Weekly Word – Lugubrious

Weekly Word is a weekly post intended to illustrate the meaning and use of a single word. The chosen word will begin with a different letter of the alphabet each week, as Louise (my daughter) and I work our way through the alphabet.

Louise posts on her website:

An Enchanted Place

This week’s word begins with the letter L:


Part of Speech:



Looking or sounding sad and dismal, especially in an affected or exaggerated manner


loo-goo-bree-uhs    ((lʊˈɡuːbrɪəs)

Audio Link:


Related Forms:

lugubriously (adverb)

lugubriousness and lugubriosity (nouns)


sad  melancholy  morose  gloomy  dismal  pensive  doleful  mournful  dreary  serious  woeful  woebegone  sorrowful  depressing  unhappy  downhearted  glum  forlorn  crestfallen  downcast  funereal  brokenhearted  blue disconsolate  sombre  subdued  despondent
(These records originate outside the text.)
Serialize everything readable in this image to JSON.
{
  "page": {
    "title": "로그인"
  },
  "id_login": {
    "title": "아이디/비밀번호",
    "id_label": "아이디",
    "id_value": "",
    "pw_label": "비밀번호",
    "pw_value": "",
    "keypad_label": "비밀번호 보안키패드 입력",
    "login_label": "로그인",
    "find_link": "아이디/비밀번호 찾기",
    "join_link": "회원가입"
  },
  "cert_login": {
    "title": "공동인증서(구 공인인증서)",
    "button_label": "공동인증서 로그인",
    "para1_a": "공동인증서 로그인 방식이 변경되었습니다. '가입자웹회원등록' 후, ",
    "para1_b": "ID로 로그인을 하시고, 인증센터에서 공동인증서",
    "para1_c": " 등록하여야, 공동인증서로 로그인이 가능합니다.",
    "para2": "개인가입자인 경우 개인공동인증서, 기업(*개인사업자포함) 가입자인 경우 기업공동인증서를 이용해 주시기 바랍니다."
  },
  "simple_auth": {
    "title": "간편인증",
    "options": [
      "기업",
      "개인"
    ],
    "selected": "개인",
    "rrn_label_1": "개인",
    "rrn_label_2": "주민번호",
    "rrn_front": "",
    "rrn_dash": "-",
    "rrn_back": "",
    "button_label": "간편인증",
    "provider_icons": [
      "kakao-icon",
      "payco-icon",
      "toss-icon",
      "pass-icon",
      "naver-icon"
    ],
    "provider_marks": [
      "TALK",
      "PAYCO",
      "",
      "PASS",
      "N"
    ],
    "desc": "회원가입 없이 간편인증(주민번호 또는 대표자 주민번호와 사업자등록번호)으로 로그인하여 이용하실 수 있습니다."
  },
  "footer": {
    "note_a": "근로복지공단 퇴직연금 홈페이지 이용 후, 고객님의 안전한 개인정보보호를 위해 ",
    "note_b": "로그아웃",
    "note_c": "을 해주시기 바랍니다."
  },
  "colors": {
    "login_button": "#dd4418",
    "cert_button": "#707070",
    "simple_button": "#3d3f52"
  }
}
cheerful  joyful  bright  friendly cordial  cheery comforting cheering  festive  sunshiny

Word Origin:

Late 16th – early 17th century (1585 – 1605) from the Latin lugubris meaning mournful (from the Latin verb lugere: to mourn) + English ous

Use the Word in a Sentence: 
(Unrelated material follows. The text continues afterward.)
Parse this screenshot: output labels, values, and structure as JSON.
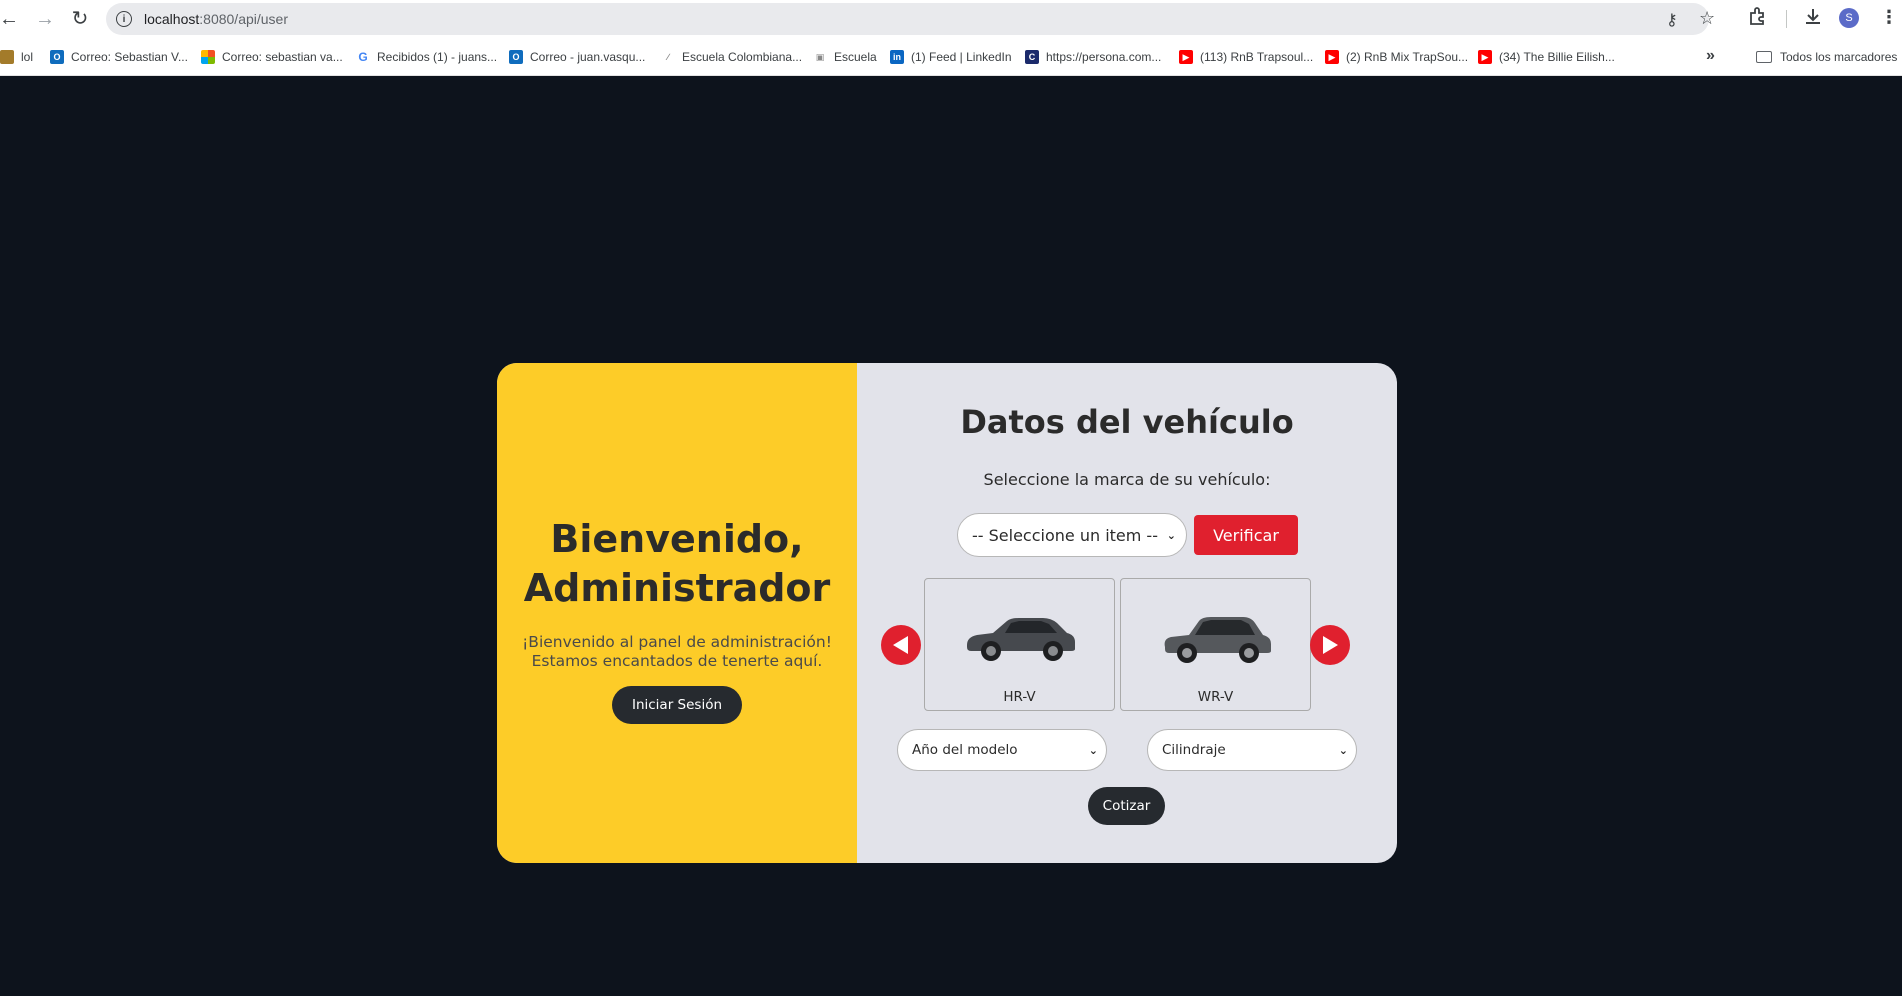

1. Ten-year-old Michael suddenly charged through the back door. ‘Mum, what’s the matter with Charlie? He looks really sad and miserable. Is he ill?’
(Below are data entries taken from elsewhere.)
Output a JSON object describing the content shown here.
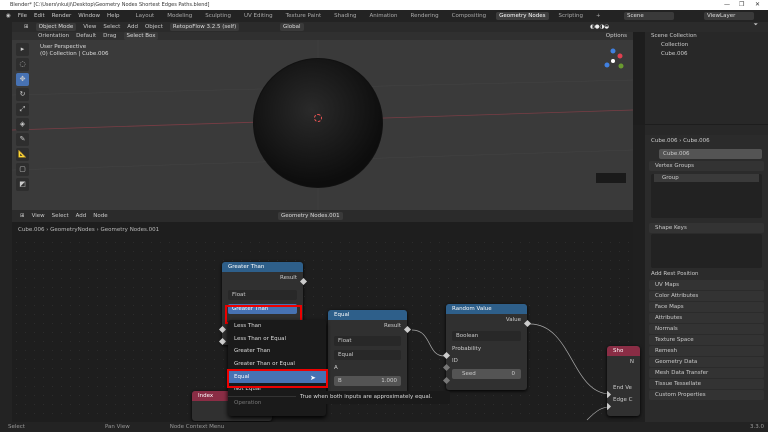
{
  "window": {
    "title": "Blender* [C:\\Users\\nkuiji\\Desktop\\Geometry Nodes Shortest Edges Paths.blend]",
    "controls": [
      "—",
      "❐",
      "✕"
    ]
  },
  "menubar": {
    "items": [
      "File",
      "Edit",
      "Render",
      "Window",
      "Help"
    ],
    "workspaces": [
      "Layout",
      "Modeling",
      "Sculpting",
      "UV Editing",
      "Texture Paint",
      "Shading",
      "Animation",
      "Rendering",
      "Compositing",
      "Geometry Nodes",
      "Scripting",
      "+"
    ],
    "active_workspace": "Geometry Nodes",
    "scene": "Scene",
    "view_layer": "ViewLayer"
  },
  "viewport": {
    "mode": "Object Mode",
    "menus": [
      "View",
      "Select",
      "Add",
      "Object"
    ],
    "addon": "RetopoFlow 3.2.5 (self)",
    "transform": "Global",
    "orientation_label": "Orientation",
    "orientation": "Default",
    "drag_label": "Drag",
    "drag": "Select Box",
    "options": "Options",
    "overlay_title": "User Perspective",
    "overlay_sub": "(0) Collection | Cube.006"
  },
  "outliner": {
    "root": "Scene Collection",
    "items": [
      "Collection",
      "Cube.006"
    ]
  },
  "properties": {
    "breadcrumb": [
      "Cube.006",
      "Cube.006"
    ],
    "mesh_name": "Cube.006",
    "vertex_groups": {
      "title": "Vertex Groups",
      "items": [
        "Group"
      ]
    },
    "shape_keys": {
      "title": "Shape Keys",
      "add_rest": "Add Rest Position"
    },
    "panels": [
      "UV Maps",
      "Color Attributes",
      "Face Maps",
      "Attributes",
      "Normals",
      "Texture Space",
      "Remesh",
      "Geometry Data",
      "Mesh Data Transfer",
      "Tissue Tessellate",
      "Custom Properties"
    ],
    "version": "3.3.0"
  },
  "node_editor": {
    "menus": [
      "View",
      "Select",
      "Add",
      "Node"
    ],
    "tree": "Geometry Nodes.001",
    "breadcrumb": [
      "Cube.006",
      "GeometryNodes",
      "Geometry Nodes.001"
    ],
    "greater_than": {
      "title": "Greater Than",
      "output": "Result",
      "type": "Float",
      "operation": "Greater Than"
    },
    "equal": {
      "title": "Equal",
      "output": "Result",
      "type": "Float",
      "operation": "Equal",
      "input_a": "A",
      "input_b": "B",
      "b_value": "1.000"
    },
    "random": {
      "title": "Random Value",
      "output": "Value",
      "type": "Boolean",
      "inputs": [
        "Probability",
        "ID"
      ],
      "seed_label": "Seed",
      "seed": "0"
    },
    "shortest": {
      "title": "Sho",
      "output": "N",
      "inputs": [
        "End Ve",
        "Edge C"
      ]
    },
    "index": {
      "title": "Index"
    },
    "menu": {
      "items": [
        "Less Than",
        "Less Than or Equal",
        "Greater Than",
        "Greater Than or Equal",
        "Equal",
        "Not Equal"
      ],
      "highlighted": "Equal",
      "footer": "Operation"
    },
    "tooltip": "True when both inputs are approximately equal."
  },
  "statusbar": {
    "items": [
      "Select",
      "Pan View",
      "Node Context Menu"
    ]
  },
  "colors": {
    "accent": "#4772b3",
    "highlight_box": "#e00000",
    "math_header": "#2e5f8a",
    "geometry_header": "#8a2d45"
  }
}
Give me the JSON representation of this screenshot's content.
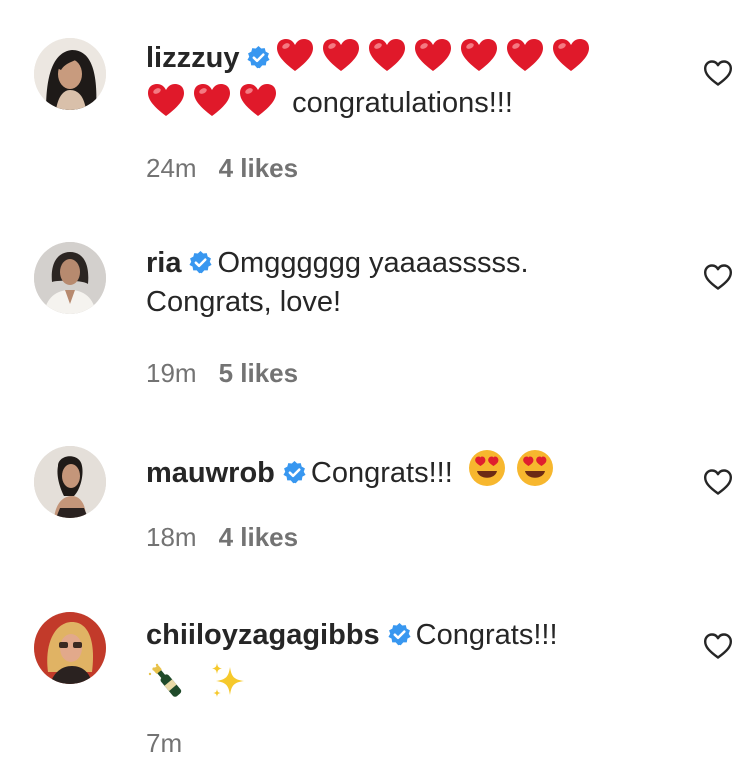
{
  "comments": [
    {
      "username": "lizzzuy",
      "verified": true,
      "text": "congratulations!!!",
      "leading_emoji": [
        "red-heart",
        "red-heart",
        "red-heart",
        "red-heart",
        "red-heart",
        "red-heart",
        "red-heart",
        "red-heart",
        "red-heart",
        "red-heart"
      ],
      "time": "24m",
      "likes": "4 likes"
    },
    {
      "username": "ria",
      "verified": true,
      "text_line1": "Omgggggg yaaaasssss.",
      "text_line2": "Congrats, love!",
      "time": "19m",
      "likes": "5 likes"
    },
    {
      "username": "mauwrob",
      "verified": true,
      "text": "Congrats!!!",
      "trailing_emoji": [
        "heart-eyes-face",
        "heart-eyes-face"
      ],
      "time": "18m",
      "likes": "4 likes"
    },
    {
      "username": "chiiloyzagagibbs",
      "verified": true,
      "text": "Congrats!!!",
      "trailing_emoji": [
        "champagne-bottle",
        "sparkles"
      ],
      "time": "7m"
    }
  ],
  "colors": {
    "verified_blue": "#3897f0",
    "heart_red": "#e0192a",
    "meta_gray": "#737373",
    "text": "#262626"
  }
}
‘No he isn’t – and don’t let that lugubrious face he pulls fool you. He’s just feeling sorry for himself because I caught him eating the cat’s food and chased him out. And he can jolly well stay there until I decide to forgive him.’

Image by Christine Klassen from Pixabay

2. I’d waited for what seems like hours at a bus stop when a whole convoy of buses with the same destination arrived with lugubrious slowness.

Image by manfred Kindlinger from Pixabay

3. The lugubriousness of the view that hit us as we rounded a bend caused a wave of sadness to wash over me. Could this neglected, derelict old  building really be the same pretty house of my childhood… a house that had once been filled with laughter and love?

‘Don’t worry, sweetheart,’ my husband said, smiling at me. ‘The house might look woefully lugubrious now, but the workmen I’ve hired will have it looking bright and cheerful before we know it, even on the gloomiest of days.’

Photo by eberhard grossgasteiger from Pexels


If you would like to join us in doing this weekly post, both Louise and I would be happy to see you. You can pick of your own word and illustrate its use in any way you choose(even a short story) or use your chosen word to follow a similar pattern to our posts.

Image  from Shutterstock

7 thoughts on “Weekly Word – Lugubrious

  1. Now there’s a word I don’t see often! Whenever I see one of your posts, I stop to try to define the word myself before reading the rest of the post. I wasn’t 100% confident in my answer this time, but I was right, hooray! Well, mostly right. I didn’t realize it could also be used to mean an inanimate object looking dismal — so I’ve learned something new, thanks!

    1. Thanks, Joy. Lugubrious isn’t a word I use much myself but it suits a lot of dismal scenes and situations as well as facial expressions. Good to know you got the meaning right. 😀

  2. Sadly, we see a lot of lugubrious faces these days!

    I thoroughly enjoyed reading this post, Millie. I love learning something new and the way you taught it made me smile. Thank you for this! ♥

  3. Thank you for that lovely comment, Holly. You’re right about the lugubrious faces, too. It’s been a difficult and sometimes sad year for so many of us, worldwide. We’re all looking forward to better times ahead. ❤

Leave a Reply

Fill in your details below or click an icon to log in:

WordPress.com Logo

You are commenting using your WordPress.com account. Log Out /  Change )

Facebook photo

You are commenting using your Facebook account. Log Out /  Change )

Connecting to %s

This site uses Akismet to reduce spam. Learn how your comment data is processed.